After leaving Rokeby, we weren’t back on the main road long before the bus deviated again; this time through the suburb of Clarendon Vale. There is a significant building here. As some sort of counterpoint to the modern Catholic Church next to the John Paul II Catholic School, down the road before reaching the main road you can see a heritage quality, beautiful old sandstone church. This is St Matthews Anglican Church which comes with a reasonable size cemetery full of ancient headstones. Would be worth a stop-over on a future excursion.
Here’s some additional information to whet your appetite.
From http://members.optusnet.com.au/~tacplaci/rokeby.html#r13, “The first service in the area was conducted by the Chaplain of Van Diemen’s Land, the Reverend Robert Knopwood in 1821, and he agitated for a Church for many years.
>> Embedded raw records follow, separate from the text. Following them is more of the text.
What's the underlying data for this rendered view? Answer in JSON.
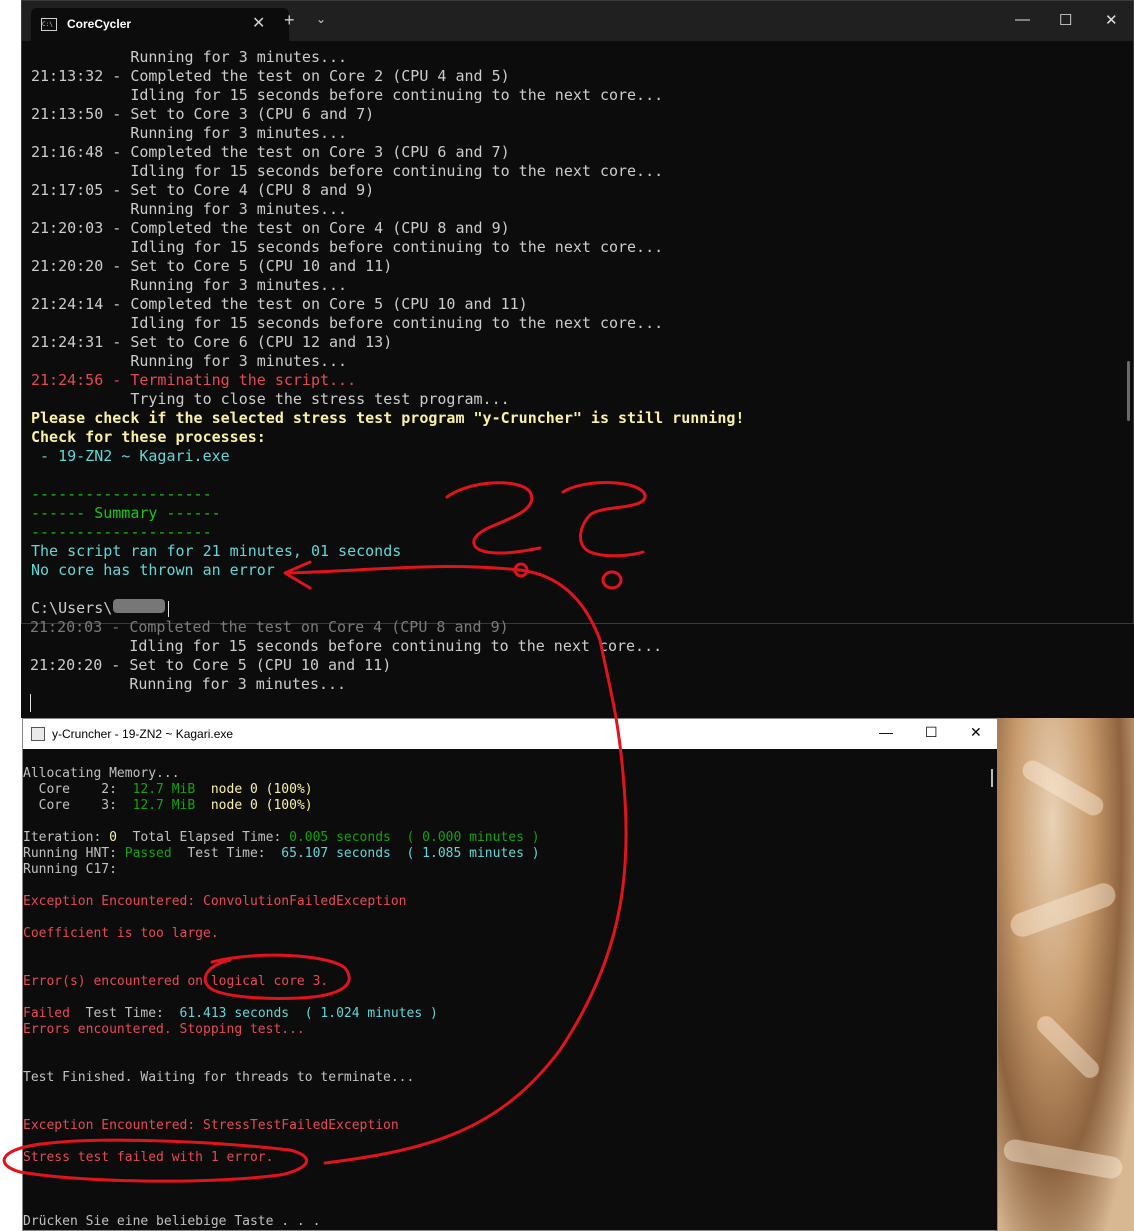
{
  "terminal": {
    "tab_title": "CoreCycler",
    "tab_icon_text": "C:\\",
    "close_tab_glyph": "✕",
    "new_tab_glyph": "+",
    "dropdown_glyph": "⌄",
    "minimize_glyph": "—",
    "maximize_glyph": "☐",
    "close_glyph": "✕",
    "lines": [
      "           Running for 3 minutes...",
      "21:13:32 - Completed the test on Core 2 (CPU 4 and 5)",
      "           Idling for 15 seconds before continuing to the next core...",
      "21:13:50 - Set to Core 3 (CPU 6 and 7)",
      "           Running for 3 minutes...",
      "21:16:48 - Completed the test on Core 3 (CPU 6 and 7)",
      "           Idling for 15 seconds before continuing to the next core...",
      "21:17:05 - Set to Core 4 (CPU 8 and 9)",
      "           Running for 3 minutes...",
      "21:20:03 - Completed the test on Core 4 (CPU 8 and 9)",
      "           Idling for 15 seconds before continuing to the next core...",
      "21:20:20 - Set to Core 5 (CPU 10 and 11)",
      "           Running for 3 minutes...",
      "21:24:14 - Completed the test on Core 5 (CPU 10 and 11)",
      "           Idling for 15 seconds before continuing to the next core...",
      "21:24:31 - Set to Core 6 (CPU 12 and 13)",
      "           Running for 3 minutes..."
    ],
    "terminating_line": "21:24:56 - Terminating the script...",
    "closing_line": "           Trying to close the stress test program...",
    "check_line": "Please check if the selected stress test program \"y-Cruncher\" is still running!",
    "processes_line": "Check for these processes:",
    "process_item": " - 19-ZN2 ~ Kagari.exe",
    "divider": "--------------------",
    "summary_header": "------ Summary ------",
    "ran_line": "The script ran for 21 minutes, 01 seconds",
    "no_error_line": "No core has thrown an error",
    "prompt": "C:\\Users\\",
    "background_lines": [
      "21:20:03 - Completed the test on Core 4 (CPU 8 and 9)",
      "           Idling for 15 seconds before continuing to the next core...",
      "21:20:20 - Set to Core 5 (CPU 10 and 11)",
      "           Running for 3 minutes..."
    ]
  },
  "ycruncher": {
    "title": "y-Cruncher - 19-ZN2 ~ Kagari.exe",
    "minimize_glyph": "—",
    "maximize_glyph": "☐",
    "close_glyph": "✕",
    "l1": "Allocating Memory...",
    "core2_a": "  Core    2:  ",
    "core2_b": "12.7 MiB",
    "core2_c": "  node 0 (100%)",
    "core3_a": "  Core    3:  ",
    "core3_b": "12.7 MiB",
    "core3_c": "  node 0 (100%)",
    "it_a": "Iteration: ",
    "it_b": "0",
    "it_c": "  Total Elapsed Time: ",
    "it_d": "0.005 seconds",
    "it_e": "  ( 0.000 minutes )",
    "hnt_a": "Running HNT: ",
    "hnt_b": "Passed",
    "hnt_c": "  Test Time:  ",
    "hnt_d": "65.107 seconds",
    "hnt_e": "  ( 1.085 minutes )",
    "c17": "Running C17:",
    "exc1": "Exception Encountered: ConvolutionFailedException",
    "coeff": "Coefficient is too large.",
    "err_core": "Error(s) encountered on logical core 3.",
    "failed_a": "Failed",
    "failed_b": "  Test Time:  ",
    "failed_c": "61.413 seconds",
    "failed_d": "  ( 1.024 minutes )",
    "stopping": "Errors encountered. Stopping test...",
    "finished": "Test Finished. Waiting for threads to terminate...",
    "exc2": "Exception Encountered: StressTestFailedException",
    "stress_fail": "Stress test failed with 1 error.",
    "press_key": "Drücken Sie eine beliebige Taste . . ."
  },
  "colors": {
    "terminal_bg": "#0c0c0c",
    "annotation_red": "#e0141c",
    "error_red": "#e74856",
    "summary_green": "#16c60c",
    "info_cyan": "#61d6d6",
    "warning_yellow": "#f9f1a5"
  }
}
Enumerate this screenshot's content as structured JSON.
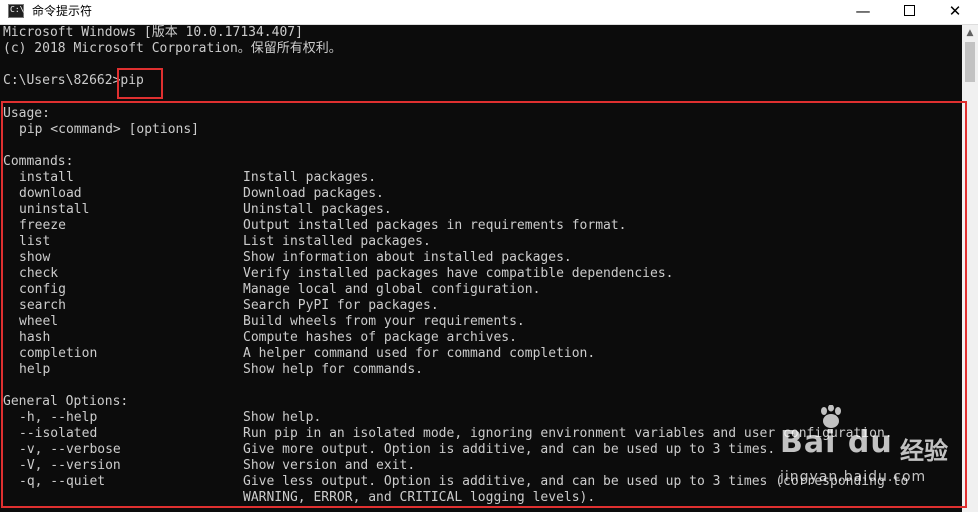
{
  "window": {
    "title": "命令提示符",
    "icon_label": "C:\\",
    "buttons": {
      "minimize": "—",
      "close": "✕"
    }
  },
  "console": {
    "header": [
      "Microsoft Windows [版本 10.0.17134.407]",
      "(c) 2018 Microsoft Corporation。保留所有权利。"
    ],
    "prompt": "C:\\Users\\82662>",
    "command": "pip",
    "usage_title": "Usage:",
    "usage_line": "pip <command> [options]",
    "commands_title": "Commands:",
    "commands": [
      {
        "name": "install",
        "desc": "Install packages."
      },
      {
        "name": "download",
        "desc": "Download packages."
      },
      {
        "name": "uninstall",
        "desc": "Uninstall packages."
      },
      {
        "name": "freeze",
        "desc": "Output installed packages in requirements format."
      },
      {
        "name": "list",
        "desc": "List installed packages."
      },
      {
        "name": "show",
        "desc": "Show information about installed packages."
      },
      {
        "name": "check",
        "desc": "Verify installed packages have compatible dependencies."
      },
      {
        "name": "config",
        "desc": "Manage local and global configuration."
      },
      {
        "name": "search",
        "desc": "Search PyPI for packages."
      },
      {
        "name": "wheel",
        "desc": "Build wheels from your requirements."
      },
      {
        "name": "hash",
        "desc": "Compute hashes of package archives."
      },
      {
        "name": "completion",
        "desc": "A helper command used for command completion."
      },
      {
        "name": "help",
        "desc": "Show help for commands."
      }
    ],
    "general_title": "General Options:",
    "options": [
      {
        "name": "-h, --help",
        "desc": "Show help."
      },
      {
        "name": "--isolated",
        "desc": "Run pip in an isolated mode, ignoring environment variables and user configuration."
      },
      {
        "name": "-v, --verbose",
        "desc": "Give more output. Option is additive, and can be used up to 3 times."
      },
      {
        "name": "-V, --version",
        "desc": "Show version and exit."
      },
      {
        "name": "-q, --quiet",
        "desc": "Give less output. Option is additive, and can be used up to 3 times (corresponding to"
      }
    ],
    "continuation": "WARNING, ERROR, and CRITICAL logging levels)."
  },
  "watermark": {
    "brand": "Bai du",
    "brand_cn": "经验",
    "url": "jingyan.baidu.com"
  },
  "colors": {
    "console_bg": "#0c0c0c",
    "console_text": "#cccccc",
    "annotation": "#e03030"
  },
  "icons": [
    "cmd-app-icon",
    "minimize-icon",
    "maximize-icon",
    "close-icon",
    "scroll-up-arrow-icon",
    "baidu-paw-icon"
  ]
}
Whilst the first burial, that of Catherine Chipman, took place in 1827, the foundation stone for the church was laid in 1840 after Knopwood’s death (1838). Knopwood is buried here, in a plain coffin with no name plate. The Church and its fittings and furnishings, the churchyard and burial ground are on the Register of the National Estate.”
From http://www.ohta.org.au/organs/organs/Rokeby.html you can gather further information including photos by John Maidment of the simple but striking building (see below) – all the more so because there are no other grandiose buildings nearby.
Once the bus was back on the main road, we passed the suburb of Oakdowns on the left and the Tasmanian Police Academy on the right (the latter overlooking a glorious panorama of Ralph’s Bay) before taking a bend in the road and coasting down into the main drag of Lauderdale, a seaside suburb. The tide across Ralph’s Bay was out leaving the rippled mudflats visible.
With suburban build-up left behind after Lauderdale, the scenery became entirely rural, except for the short line of houses in the shopless village of Sandford.